Input
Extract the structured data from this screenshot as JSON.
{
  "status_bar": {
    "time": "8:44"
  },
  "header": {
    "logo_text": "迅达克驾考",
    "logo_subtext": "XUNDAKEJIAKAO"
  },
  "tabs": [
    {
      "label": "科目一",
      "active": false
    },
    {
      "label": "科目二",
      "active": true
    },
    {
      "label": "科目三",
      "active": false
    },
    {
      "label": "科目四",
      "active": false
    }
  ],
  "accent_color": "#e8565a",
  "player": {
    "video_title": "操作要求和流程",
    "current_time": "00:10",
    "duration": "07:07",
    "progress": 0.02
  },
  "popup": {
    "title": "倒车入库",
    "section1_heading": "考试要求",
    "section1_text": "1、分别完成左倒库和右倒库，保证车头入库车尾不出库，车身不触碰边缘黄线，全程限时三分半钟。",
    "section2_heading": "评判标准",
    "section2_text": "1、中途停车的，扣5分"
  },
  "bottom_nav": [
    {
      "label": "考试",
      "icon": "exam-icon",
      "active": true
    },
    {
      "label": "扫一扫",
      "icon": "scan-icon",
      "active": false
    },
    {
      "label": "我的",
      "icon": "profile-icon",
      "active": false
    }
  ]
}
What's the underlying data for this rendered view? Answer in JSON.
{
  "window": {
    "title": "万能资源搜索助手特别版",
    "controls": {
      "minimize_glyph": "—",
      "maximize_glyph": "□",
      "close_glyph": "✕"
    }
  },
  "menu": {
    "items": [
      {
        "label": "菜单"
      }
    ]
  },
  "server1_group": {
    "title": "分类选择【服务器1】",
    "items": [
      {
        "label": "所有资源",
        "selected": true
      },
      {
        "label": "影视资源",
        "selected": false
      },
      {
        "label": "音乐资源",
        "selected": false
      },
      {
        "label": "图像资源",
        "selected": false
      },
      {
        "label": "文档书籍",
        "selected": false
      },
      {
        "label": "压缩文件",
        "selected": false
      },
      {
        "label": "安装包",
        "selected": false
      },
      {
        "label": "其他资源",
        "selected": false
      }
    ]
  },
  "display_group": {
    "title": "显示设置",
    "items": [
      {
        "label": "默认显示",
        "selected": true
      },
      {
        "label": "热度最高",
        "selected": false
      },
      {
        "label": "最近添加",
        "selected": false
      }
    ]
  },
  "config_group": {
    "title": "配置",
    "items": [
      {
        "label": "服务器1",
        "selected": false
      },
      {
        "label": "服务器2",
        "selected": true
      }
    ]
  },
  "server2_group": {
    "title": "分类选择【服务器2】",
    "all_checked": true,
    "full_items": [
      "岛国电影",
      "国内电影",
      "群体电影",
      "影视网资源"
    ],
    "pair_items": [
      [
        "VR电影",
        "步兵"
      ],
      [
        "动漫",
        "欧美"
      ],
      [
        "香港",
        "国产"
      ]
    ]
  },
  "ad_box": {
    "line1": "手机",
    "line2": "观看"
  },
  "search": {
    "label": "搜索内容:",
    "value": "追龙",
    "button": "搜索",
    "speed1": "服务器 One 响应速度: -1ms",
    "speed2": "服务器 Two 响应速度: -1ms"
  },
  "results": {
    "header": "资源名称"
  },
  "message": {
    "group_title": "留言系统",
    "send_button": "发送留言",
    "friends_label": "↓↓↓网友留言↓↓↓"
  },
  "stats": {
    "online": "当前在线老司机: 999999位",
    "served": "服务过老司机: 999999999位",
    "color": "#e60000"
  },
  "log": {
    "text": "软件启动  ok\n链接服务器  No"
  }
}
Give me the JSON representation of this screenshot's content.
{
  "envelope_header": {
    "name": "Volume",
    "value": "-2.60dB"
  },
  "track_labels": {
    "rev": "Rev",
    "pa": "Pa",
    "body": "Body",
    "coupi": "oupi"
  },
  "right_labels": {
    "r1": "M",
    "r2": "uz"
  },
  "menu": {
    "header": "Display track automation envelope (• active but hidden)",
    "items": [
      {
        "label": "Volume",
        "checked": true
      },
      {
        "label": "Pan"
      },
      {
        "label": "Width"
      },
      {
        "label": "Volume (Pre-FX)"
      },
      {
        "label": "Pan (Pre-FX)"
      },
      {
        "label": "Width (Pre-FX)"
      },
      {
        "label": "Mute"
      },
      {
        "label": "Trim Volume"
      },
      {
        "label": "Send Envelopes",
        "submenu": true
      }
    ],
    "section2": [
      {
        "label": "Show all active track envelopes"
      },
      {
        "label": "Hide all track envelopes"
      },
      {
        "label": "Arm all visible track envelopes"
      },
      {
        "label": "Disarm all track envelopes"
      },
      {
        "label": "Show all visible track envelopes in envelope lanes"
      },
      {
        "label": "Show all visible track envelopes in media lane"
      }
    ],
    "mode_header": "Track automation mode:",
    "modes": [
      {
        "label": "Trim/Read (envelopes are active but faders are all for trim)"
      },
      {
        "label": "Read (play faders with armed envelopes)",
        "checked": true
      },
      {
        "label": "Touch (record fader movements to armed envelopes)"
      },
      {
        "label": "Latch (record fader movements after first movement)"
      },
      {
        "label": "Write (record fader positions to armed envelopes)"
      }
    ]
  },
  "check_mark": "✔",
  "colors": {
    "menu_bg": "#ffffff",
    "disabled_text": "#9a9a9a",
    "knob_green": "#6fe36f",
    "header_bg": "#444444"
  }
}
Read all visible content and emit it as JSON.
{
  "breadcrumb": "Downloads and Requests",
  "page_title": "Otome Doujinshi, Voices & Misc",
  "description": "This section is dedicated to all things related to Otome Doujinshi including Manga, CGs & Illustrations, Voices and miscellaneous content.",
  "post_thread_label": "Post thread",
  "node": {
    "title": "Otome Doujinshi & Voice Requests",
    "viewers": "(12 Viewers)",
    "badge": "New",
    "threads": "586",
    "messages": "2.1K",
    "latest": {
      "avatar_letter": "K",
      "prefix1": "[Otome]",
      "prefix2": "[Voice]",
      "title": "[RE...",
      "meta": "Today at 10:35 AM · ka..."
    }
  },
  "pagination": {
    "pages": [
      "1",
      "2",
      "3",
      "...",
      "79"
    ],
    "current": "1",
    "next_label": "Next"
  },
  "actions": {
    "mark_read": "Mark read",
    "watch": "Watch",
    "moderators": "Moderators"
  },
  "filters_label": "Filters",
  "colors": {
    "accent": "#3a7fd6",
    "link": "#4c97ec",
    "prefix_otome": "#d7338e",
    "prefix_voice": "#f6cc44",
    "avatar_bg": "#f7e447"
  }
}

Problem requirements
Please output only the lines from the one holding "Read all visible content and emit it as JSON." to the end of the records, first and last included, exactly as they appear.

Problem solution
Read all visible content and emit it as JSON.
{
  "breadcrumb": "Downloads and Requests",
  "page_title": "Otome Doujinshi, Voices & Misc",
  "description": "This section is dedicated to all things related to Otome Doujinshi including Manga, CGs & Illustrations, Voices and miscellaneous content.",
  "post_thread_label": "Post thread",
  "node": {
    "title": "Otome Doujinshi & Voice Requests",
    "viewers": "(12 Viewers)",
    "badge": "New",
    "threads": "586",
    "messages": "2.1K",
    "latest": {
      "avatar_letter": "K",
      "prefix1": "[Otome]",
      "prefix2": "[Voice]",
      "title": "[RE...",
      "meta": "Today at 10:35 AM · ka..."
    }
  },
  "pagination": {
    "pages": [
      "1",
      "2",
      "3",
      "...",
      "79"
    ],
    "current": "1",
    "next_label": "Next"
  },
  "actions": {
    "mark_read": "Mark read",
    "watch": "Watch",
    "moderators": "Moderators"
  },
  "filters_label": "Filters",
  "colors": {
    "accent": "#3a7fd6",
    "link": "#4c97ec",
    "prefix_otome": "#d7338e",
    "prefix_voice": "#f6cc44",
    "avatar_bg": "#f7e447"
  }
}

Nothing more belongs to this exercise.